(Recorded data)
- Opening Delimiter -
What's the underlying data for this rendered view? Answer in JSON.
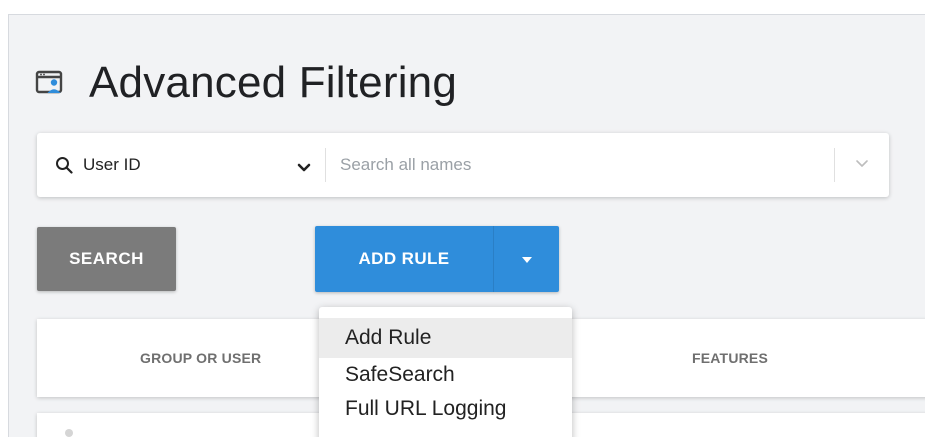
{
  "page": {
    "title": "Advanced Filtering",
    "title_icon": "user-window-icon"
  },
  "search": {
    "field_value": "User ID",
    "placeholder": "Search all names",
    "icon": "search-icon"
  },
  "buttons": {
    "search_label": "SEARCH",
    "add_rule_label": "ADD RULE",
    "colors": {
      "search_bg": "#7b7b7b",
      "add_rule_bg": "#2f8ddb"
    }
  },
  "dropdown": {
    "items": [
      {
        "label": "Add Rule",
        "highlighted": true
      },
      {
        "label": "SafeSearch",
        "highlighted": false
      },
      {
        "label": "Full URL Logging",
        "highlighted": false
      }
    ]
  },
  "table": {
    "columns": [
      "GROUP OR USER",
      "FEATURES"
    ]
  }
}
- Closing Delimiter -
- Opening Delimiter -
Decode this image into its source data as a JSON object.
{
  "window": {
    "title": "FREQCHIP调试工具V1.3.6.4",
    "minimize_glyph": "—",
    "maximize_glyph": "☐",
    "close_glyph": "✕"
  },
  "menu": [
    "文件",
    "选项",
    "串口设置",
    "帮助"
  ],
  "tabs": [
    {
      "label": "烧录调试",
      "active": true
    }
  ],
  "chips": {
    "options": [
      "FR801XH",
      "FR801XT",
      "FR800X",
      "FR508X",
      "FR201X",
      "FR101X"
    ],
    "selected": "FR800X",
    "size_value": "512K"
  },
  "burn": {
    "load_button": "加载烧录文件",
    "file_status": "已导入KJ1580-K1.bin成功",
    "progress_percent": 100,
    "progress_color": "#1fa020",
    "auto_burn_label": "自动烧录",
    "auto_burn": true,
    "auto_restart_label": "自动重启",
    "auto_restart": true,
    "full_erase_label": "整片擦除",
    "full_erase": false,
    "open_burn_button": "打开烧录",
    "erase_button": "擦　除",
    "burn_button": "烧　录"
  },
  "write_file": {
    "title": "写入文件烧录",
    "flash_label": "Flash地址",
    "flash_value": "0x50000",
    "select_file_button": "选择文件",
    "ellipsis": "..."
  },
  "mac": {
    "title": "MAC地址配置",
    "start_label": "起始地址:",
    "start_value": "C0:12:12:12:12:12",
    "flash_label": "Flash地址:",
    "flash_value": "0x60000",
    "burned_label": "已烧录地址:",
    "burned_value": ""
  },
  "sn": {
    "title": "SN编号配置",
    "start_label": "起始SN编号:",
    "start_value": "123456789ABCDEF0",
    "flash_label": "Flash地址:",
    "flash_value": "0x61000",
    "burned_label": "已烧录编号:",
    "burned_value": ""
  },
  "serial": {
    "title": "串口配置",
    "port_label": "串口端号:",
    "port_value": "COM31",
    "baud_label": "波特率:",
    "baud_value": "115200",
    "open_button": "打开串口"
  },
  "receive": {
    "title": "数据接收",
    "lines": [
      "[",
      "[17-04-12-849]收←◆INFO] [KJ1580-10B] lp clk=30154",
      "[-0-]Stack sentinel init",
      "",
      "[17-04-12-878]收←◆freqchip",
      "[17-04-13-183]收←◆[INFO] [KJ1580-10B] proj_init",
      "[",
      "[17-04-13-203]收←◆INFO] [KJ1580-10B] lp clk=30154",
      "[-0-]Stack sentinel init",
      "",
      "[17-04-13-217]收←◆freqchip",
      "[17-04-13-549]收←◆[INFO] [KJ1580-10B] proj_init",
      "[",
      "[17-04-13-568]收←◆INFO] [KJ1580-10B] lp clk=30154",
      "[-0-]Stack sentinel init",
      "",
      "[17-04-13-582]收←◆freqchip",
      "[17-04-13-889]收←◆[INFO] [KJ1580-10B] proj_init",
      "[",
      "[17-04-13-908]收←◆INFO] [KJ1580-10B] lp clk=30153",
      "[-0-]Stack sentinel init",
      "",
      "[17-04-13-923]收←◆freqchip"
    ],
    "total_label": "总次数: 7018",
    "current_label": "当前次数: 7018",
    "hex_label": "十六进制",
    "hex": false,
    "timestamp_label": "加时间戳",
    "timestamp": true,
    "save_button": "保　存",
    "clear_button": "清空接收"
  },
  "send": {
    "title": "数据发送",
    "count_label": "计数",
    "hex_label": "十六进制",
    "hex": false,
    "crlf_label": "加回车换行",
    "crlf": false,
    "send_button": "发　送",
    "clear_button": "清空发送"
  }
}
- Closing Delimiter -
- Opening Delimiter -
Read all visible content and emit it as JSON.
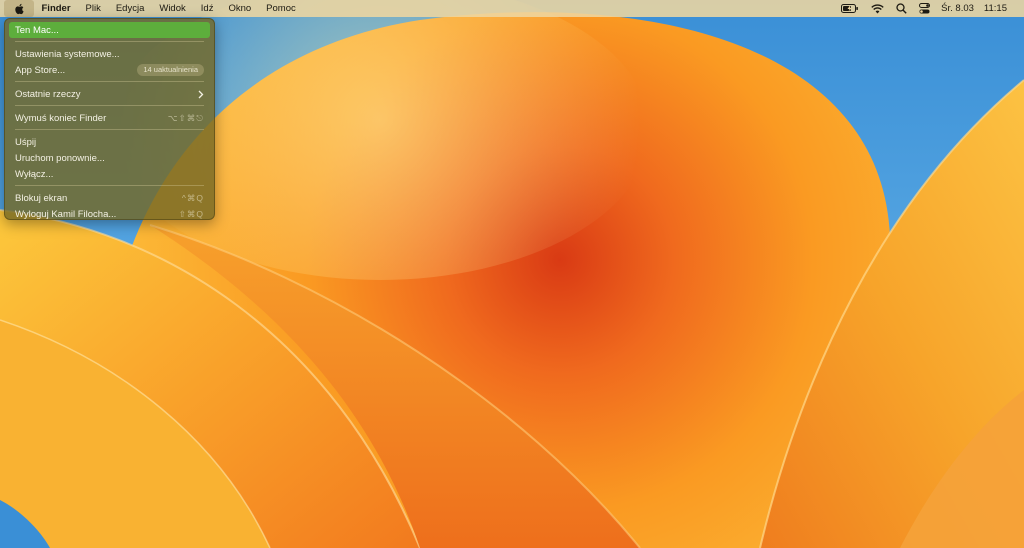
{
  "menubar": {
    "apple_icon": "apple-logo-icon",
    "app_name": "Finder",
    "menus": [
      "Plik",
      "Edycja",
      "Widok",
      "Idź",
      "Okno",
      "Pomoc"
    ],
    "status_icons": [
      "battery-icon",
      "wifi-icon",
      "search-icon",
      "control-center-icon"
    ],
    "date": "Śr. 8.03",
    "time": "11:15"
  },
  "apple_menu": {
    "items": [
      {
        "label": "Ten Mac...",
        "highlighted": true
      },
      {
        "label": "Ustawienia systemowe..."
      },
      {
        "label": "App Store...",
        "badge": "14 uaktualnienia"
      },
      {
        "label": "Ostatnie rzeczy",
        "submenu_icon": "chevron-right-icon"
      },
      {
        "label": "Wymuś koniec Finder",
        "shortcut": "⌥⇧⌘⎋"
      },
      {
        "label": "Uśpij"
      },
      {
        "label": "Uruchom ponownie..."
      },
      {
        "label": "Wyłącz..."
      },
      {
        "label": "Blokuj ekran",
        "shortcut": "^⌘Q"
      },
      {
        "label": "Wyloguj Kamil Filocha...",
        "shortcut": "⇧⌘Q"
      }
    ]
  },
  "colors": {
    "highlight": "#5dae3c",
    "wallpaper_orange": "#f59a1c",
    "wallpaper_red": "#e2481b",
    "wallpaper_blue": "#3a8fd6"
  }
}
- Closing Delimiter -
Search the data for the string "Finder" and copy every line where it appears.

▶ [OUTPUT OF THE EXERCISE]
    "app_name": "Finder",
        "label": "Wymuś koniec Finder",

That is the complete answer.